“Conflicts are inevitable given that most of the river systems in the region are already utilized and are interconnected ignoring political boundaries,” Serageldin said.
Mokgware, a former member of the BDF high command, did actually identify a gap in BDF’s stock of air assets by stating that the army would do well to buy attack helicopters and not jet fighters.
“A helicopter can do things that a jet fighter can’t do,” he said. “It can take off and land just about anywhere. A helicopter can carry both men and their equipment to a problem area.”
The example he gave with regard to the latter point is of a helicopter lifting eight soldiers and Land Rover jeep to an area, offloading both and flying back while the men get in the jeep to execute their mission.
“You can’t do that with a jet which cannot land and take off anywhere,” said Mokgware adding that a jet fighter requires sophisticated landing areas and ground support systems which Botswana doesn’t have nearly enough of. “How many airstrips do we have where a jet can land and take off? The other thing is that jets are very expensive to maintain and their fuel is also very expensive.”
While acknowledging that jet fighters may use the major airports that Botswana has, Mokgware noted that a problem would arise when it has to provide support in areas that don’t have ground support systems.
“The purpose of a jet is to intercept other aircraft as well as to destroy fixed and moving targets,” said the former Gabane-Mankgodi MP who, post-retirement and before politics, joined the University of Botswana as a security studies lecturer.
According to a BDF source, the money used to buy one jet fighter can buy two attack helicopters.

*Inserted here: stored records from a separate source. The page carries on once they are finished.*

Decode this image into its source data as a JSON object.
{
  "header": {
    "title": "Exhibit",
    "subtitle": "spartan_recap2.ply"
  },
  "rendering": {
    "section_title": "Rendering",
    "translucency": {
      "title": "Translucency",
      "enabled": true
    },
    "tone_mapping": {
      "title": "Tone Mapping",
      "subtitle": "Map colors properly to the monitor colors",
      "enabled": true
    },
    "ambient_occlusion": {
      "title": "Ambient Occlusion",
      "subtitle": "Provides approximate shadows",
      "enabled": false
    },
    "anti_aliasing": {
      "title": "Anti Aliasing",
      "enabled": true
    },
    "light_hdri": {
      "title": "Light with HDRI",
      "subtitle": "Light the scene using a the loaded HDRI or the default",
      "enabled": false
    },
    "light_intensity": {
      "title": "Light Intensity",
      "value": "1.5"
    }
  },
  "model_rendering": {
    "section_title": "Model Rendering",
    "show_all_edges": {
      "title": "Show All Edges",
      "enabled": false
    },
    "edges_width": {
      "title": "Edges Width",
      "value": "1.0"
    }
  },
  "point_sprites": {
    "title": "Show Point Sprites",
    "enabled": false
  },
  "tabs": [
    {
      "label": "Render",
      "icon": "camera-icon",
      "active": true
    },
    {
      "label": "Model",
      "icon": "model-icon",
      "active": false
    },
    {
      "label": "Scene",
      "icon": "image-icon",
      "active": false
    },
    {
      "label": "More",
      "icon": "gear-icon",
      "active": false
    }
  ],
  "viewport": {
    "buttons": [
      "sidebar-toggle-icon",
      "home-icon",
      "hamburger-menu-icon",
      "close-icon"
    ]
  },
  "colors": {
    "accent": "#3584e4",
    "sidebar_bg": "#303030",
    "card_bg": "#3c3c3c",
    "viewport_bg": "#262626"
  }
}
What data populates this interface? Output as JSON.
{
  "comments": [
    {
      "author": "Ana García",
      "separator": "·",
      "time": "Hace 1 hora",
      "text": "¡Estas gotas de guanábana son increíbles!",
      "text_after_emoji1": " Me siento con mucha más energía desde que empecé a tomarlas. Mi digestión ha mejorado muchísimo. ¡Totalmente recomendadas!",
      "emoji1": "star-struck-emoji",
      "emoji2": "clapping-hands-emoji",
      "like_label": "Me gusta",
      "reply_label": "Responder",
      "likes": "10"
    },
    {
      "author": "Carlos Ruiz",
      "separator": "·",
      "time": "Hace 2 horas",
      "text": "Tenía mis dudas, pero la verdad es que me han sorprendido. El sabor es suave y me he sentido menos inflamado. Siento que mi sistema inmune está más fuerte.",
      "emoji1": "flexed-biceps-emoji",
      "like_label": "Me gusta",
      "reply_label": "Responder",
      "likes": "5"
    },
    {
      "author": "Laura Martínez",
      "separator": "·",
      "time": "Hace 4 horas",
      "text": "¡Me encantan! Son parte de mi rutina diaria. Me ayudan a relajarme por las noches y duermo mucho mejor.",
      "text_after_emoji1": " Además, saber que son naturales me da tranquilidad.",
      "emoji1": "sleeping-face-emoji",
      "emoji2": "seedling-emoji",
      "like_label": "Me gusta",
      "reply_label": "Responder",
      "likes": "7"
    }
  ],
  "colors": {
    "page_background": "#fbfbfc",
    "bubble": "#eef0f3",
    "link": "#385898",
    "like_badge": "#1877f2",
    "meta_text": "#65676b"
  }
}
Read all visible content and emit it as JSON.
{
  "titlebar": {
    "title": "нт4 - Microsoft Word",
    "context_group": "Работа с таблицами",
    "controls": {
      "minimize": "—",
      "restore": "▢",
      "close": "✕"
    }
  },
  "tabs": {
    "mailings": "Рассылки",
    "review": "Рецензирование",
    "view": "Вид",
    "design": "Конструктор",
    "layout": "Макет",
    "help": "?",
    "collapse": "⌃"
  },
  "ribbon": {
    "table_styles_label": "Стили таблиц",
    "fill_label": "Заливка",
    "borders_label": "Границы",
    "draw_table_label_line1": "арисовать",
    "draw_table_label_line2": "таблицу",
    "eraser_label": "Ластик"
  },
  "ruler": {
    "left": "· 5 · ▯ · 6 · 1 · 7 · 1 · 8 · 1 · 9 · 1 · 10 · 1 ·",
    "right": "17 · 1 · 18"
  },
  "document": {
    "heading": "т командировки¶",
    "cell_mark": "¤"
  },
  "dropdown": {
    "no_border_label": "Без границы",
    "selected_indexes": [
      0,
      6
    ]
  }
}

Adding to what Mokgware said, the latter says that compared to jet fighters, attack helicopters are easier to manipulate mid-air and take much less time to prepare for take-off.
Ironically, there is an “Africa Rising” dimension to the continent’s water woes. As their economies grow, African countries need more and more of a commodity there is little of and that has to be shared with neighbours. Ethiopia is building a 6000 megawatt hydroelectric dam on the banks of the Nile River, near the Sudan border. The dam is Africa’s largest and one of the largest in the world Egypt fears that it will lose 20 to 30 percent of its share of Nile water and nearly a third of the electricity generated by its Aswan High Dam. Some 85 million Egyptians rely on the Nile for almost all of their water needs. A colonial-era treaty gave Egypt 55.5 billion cubic meters of the Nile’s 84 billion cubic metre average annual flow, while Sudan received only 18.5 billion cubic meters. Another 10 billion cubic meters is lost to evaporation in Lake Nasser, which was created by Egypt’s Aswan High Dam in the 1970s. Downstream nations like Ethiopia, which were not catered for by the British-origin treaty, now want their fair share of the water. However, Egypt wants every country that lays claim to the Nile to defer to the 1959 treaty. Once before, the powerful North African nation, which gets billions of dollars in military aid from the United States, has threatened war if the water-sharing formula is altered.